The power of writing can change the course of one’s life because it clarifies something that is so firmly planted inside of us that if we don’t name it or describe it, it can never be resolved or manifested. Writing is the engine that has the power to free us.

Quindlen touches on some interesting realities that in our world of technology, the usual ways of understanding history will perhaps become lost to future generations. We are doing less writing on paper and more emailing, texting, and chatting online. We will not have the letters, the diaries, or the documents that for hundreds of years were painstakingly put to paper. They will exist only in the digital world.

Handwriting Over Electronic Communication

Quindlen speaks about the art of handwriting and how many schools have eliminated the requirement of learning cursive. What better way to connect with the person who wrote down the words initially in their own hand than seeing their handwriting and the personality that comes through that. “Something written by hand brings a singular human presence that the typewriter or the computer cannot confer.”

We write to taste life twice,
in the moment and
in retrospect.

Anais Nin

Quindlen shares many stories of how finding letters from ancestors or even strangers conveys the stories of other people’s lives in an intimate and engaging manner. How important it is to leave a written past, even if it’s a calendar diary that we take a few minutes each day to record some random thought or something interesting that we encountered that day. How wonderful finding something like that would be to a son after his father’s death, written in his own hand. A connection, a recognition of his words speaking from somewhere beyond.

This isn’t a how-to book about becoming a writer. This is a book about how writing can benefit all of us because through writing we are gaining a clearer understanding of ourselves and the wider world. We don’t need to write to get published, and we don’t even need to write for an audience of but one.

Healing Through Writing

Write for Your Life shows us through the chapters and examples that writing can and is a healing process.
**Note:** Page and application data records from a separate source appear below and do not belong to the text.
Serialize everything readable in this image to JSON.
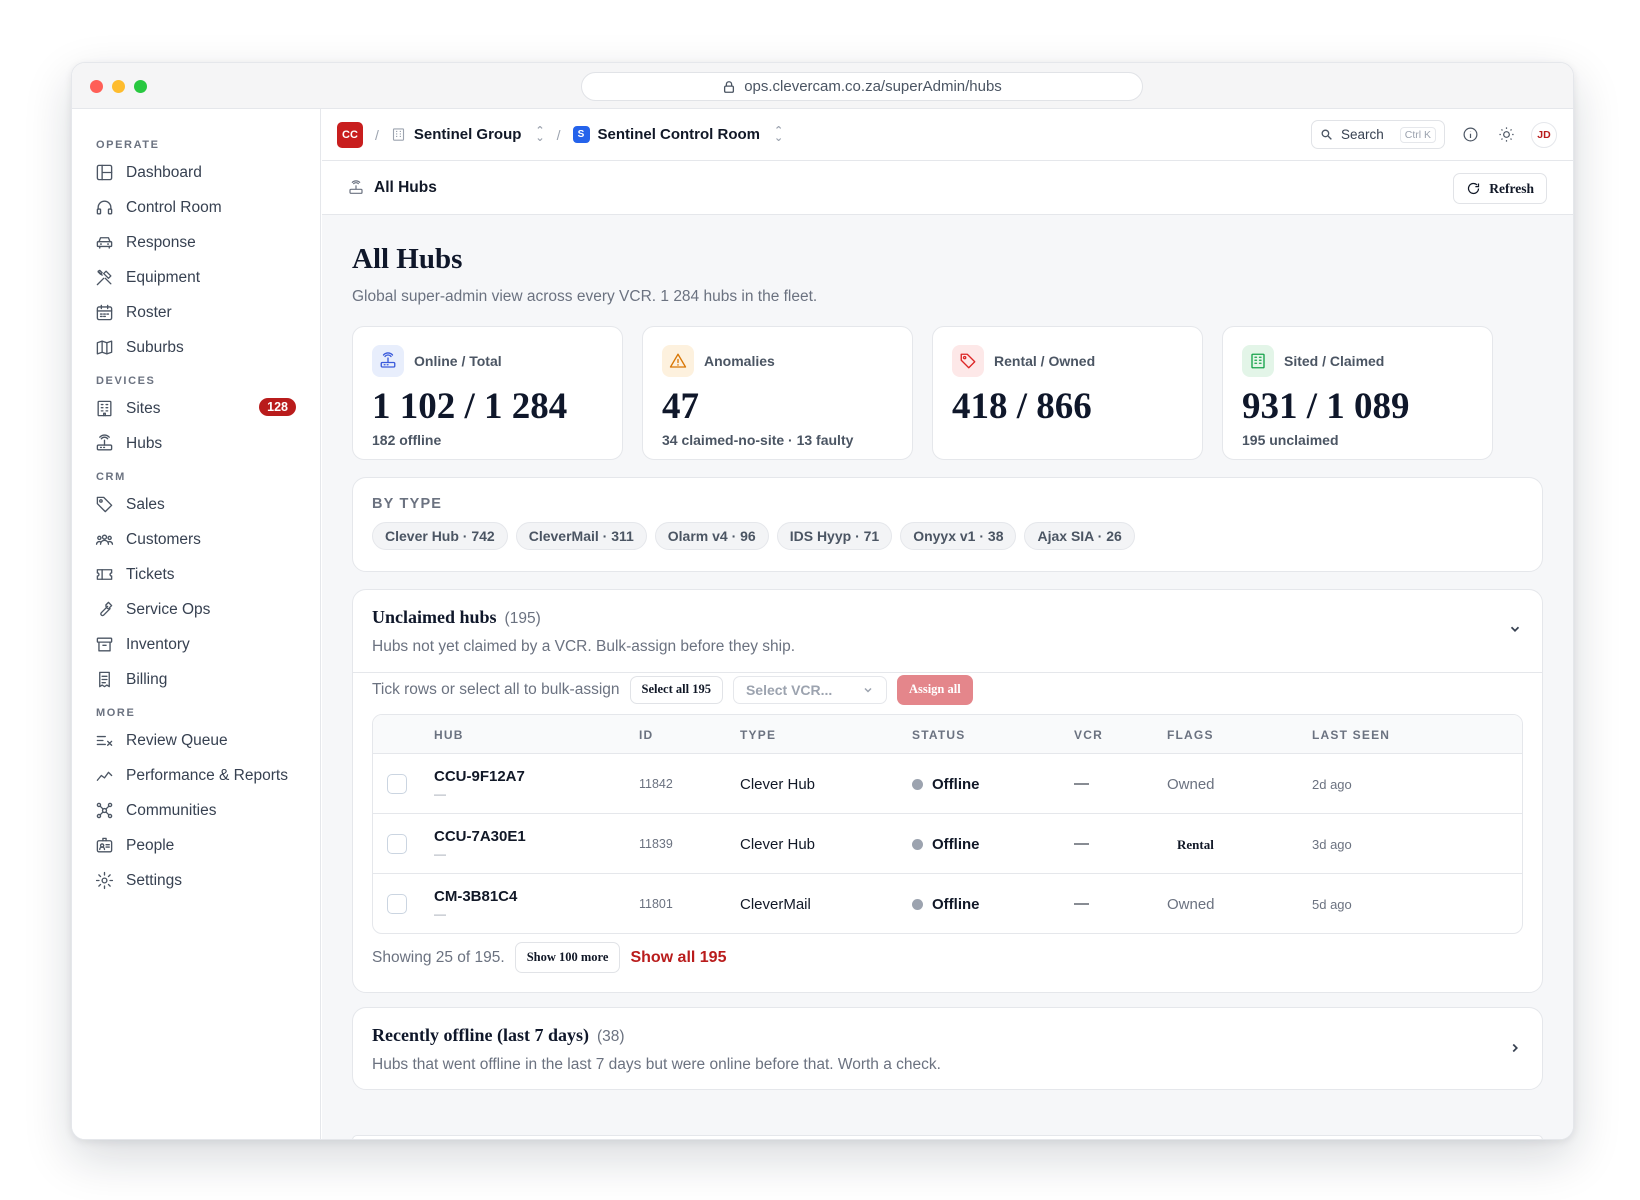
{
  "browser": {
    "url": "ops.clevercam.co.za/superAdmin/hubs"
  },
  "sidebar": {
    "sections": [
      {
        "label": "OPERATE",
        "items": [
          {
            "label": "Dashboard",
            "icon": "dashboard-icon"
          },
          {
            "label": "Control Room",
            "icon": "headset-icon"
          },
          {
            "label": "Response",
            "icon": "car-icon"
          },
          {
            "label": "Equipment",
            "icon": "tools-icon"
          },
          {
            "label": "Roster",
            "icon": "calendar-icon"
          },
          {
            "label": "Suburbs",
            "icon": "map-icon"
          }
        ]
      },
      {
        "label": "DEVICES",
        "items": [
          {
            "label": "Sites",
            "icon": "building-icon",
            "badge": "128"
          },
          {
            "label": "Hubs",
            "icon": "router-icon"
          }
        ]
      },
      {
        "label": "CRM",
        "items": [
          {
            "label": "Sales",
            "icon": "tag-icon"
          },
          {
            "label": "Customers",
            "icon": "users-icon"
          },
          {
            "label": "Tickets",
            "icon": "ticket-icon"
          },
          {
            "label": "Service Ops",
            "icon": "wrench-icon"
          },
          {
            "label": "Inventory",
            "icon": "archive-icon"
          },
          {
            "label": "Billing",
            "icon": "receipt-icon"
          }
        ]
      },
      {
        "label": "MORE",
        "items": [
          {
            "label": "Review Queue",
            "icon": "review-list-icon"
          },
          {
            "label": "Performance & Reports",
            "icon": "chart-line-icon"
          },
          {
            "label": "Communities",
            "icon": "network-icon"
          },
          {
            "label": "People",
            "icon": "id-card-icon"
          },
          {
            "label": "Settings",
            "icon": "gear-icon"
          }
        ]
      }
    ]
  },
  "topbar": {
    "org_logo": "CC",
    "group": "Sentinel Group",
    "room_logo": "S",
    "room": "Sentinel Control Room",
    "search_label": "Search",
    "search_shortcut": "Ctrl K",
    "avatar": "JD"
  },
  "subbar": {
    "title": "All Hubs",
    "refresh_label": "Refresh"
  },
  "page": {
    "title": "All Hubs",
    "subtitle": "Global super-admin view across every VCR. 1 284 hubs in the fleet."
  },
  "kpis": [
    {
      "label": "Online / Total",
      "value": "1 102 / 1 284",
      "sub": "182 offline",
      "icon": "router-icon",
      "color": "#3b5bdb",
      "bg": "#e8eefc"
    },
    {
      "label": "Anomalies",
      "value": "47",
      "sub": "34 claimed-no-site · 13 faulty",
      "icon": "warning-icon",
      "color": "#d97706",
      "bg": "#fdf1de"
    },
    {
      "label": "Rental / Owned",
      "value": "418 / 866",
      "sub": "",
      "icon": "tag-icon",
      "color": "#dc2626",
      "bg": "#fde8e8"
    },
    {
      "label": "Sited / Claimed",
      "value": "931 / 1 089",
      "sub": "195 unclaimed",
      "icon": "building-icon",
      "color": "#16a34a",
      "bg": "#e3f5e8"
    }
  ],
  "by_type": {
    "label": "BY TYPE",
    "chips": [
      "Clever Hub · 742",
      "CleverMail · 311",
      "Olarm v4 · 96",
      "IDS Hyyp · 71",
      "Onyyx v1 · 38",
      "Ajax SIA · 26"
    ]
  },
  "unclaimed": {
    "title": "Unclaimed hubs",
    "count": "(195)",
    "subtitle": "Hubs not yet claimed by a VCR. Bulk-assign before they ship.",
    "bulk_label": "Tick rows or select all to bulk-assign",
    "select_all_label": "Select all 195",
    "select_vcr_placeholder": "Select VCR...",
    "assign_all_label": "Assign all",
    "columns": [
      "HUB",
      "ID",
      "TYPE",
      "STATUS",
      "VCR",
      "FLAGS",
      "LAST SEEN"
    ],
    "rows": [
      {
        "hub": "CCU-9F12A7",
        "sub": "—",
        "id": "11842",
        "type": "Clever Hub",
        "status": "Offline",
        "vcr": "—",
        "flags": "Owned",
        "last_seen": "2d ago"
      },
      {
        "hub": "CCU-7A30E1",
        "sub": "—",
        "id": "11839",
        "type": "Clever Hub",
        "status": "Offline",
        "vcr": "—",
        "flags": "Rental",
        "last_seen": "3d ago"
      },
      {
        "hub": "CM-3B81C4",
        "sub": "—",
        "id": "11801",
        "type": "CleverMail",
        "status": "Offline",
        "vcr": "—",
        "flags": "Owned",
        "last_seen": "5d ago"
      }
    ],
    "showing_label": "Showing 25 of 195.",
    "show_more_label": "Show 100 more",
    "show_all_label": "Show all 195"
  },
  "recent": {
    "title": "Recently offline (last 7 days)",
    "count": "(38)",
    "subtitle": "Hubs that went offline in the last 7 days but were online before that. Worth a check."
  }
}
During the COVID pandemic, more people picked up the pen to help them deal with the stress and anxiety they were dealing with on a daily basis, in the same way they again took up knitting needles, real books to read, cooking from scratch, baking bread, and making meals.

“On paper our greatest challenges become A Real Thing, in a world in which so much seems ephemeral and transitory.” Anne Frank was simply writing to herself. She had no idea the millions of people that would read her diary one day.

In all my life, I have never been free.
I have never been able to do anything
With freedom,
Except in the field of my writing.

Langston Hughes

Writing is a way to free our hearts, our minds, and our souls. For writers, writing is as necessary as breathing. Quindlen’s book is for the rest of us. It’s like a healing balm during troubled times, a north star that could lead so many of us to higher ideals, better selves, and more peaceful lives. After I finished the book, I was inspired to write my daughters thank you notes for Mother’s Day. As Quindlen says, Thank You’s, love letters, and letters of condolence should always be handwritten. It is more intimate, slower, and thoughtful.

Photo by Infralist.com on Unsplash

I tell my daughters that I love them each time I speak to them on the phone and it is always the last thing I say to them before I hang up. Still, I want those words to be written down for them after I’m gone to serve as some physical evidence that they will still be able to take in and hold in their heart and remember. And so, I keep writing…and as Quindlen suggests in this inspirational book, we could all benefit from doing the same.

Anna Quindlen is a novelist and journalist whose work has appeared on fiction, non-fiction, and self-help bestseller lists. She is the author of many novels and her memoir Lots of Candles, Plenty of Cake was a #1 NY Times bestseller. Her book A Short Guide to a Happy Life has sold more than a million copies. While a columnist at The New York Times, she won the Pulitzer Prize and published two collections, Living Out Loud and Thinking Out Loud.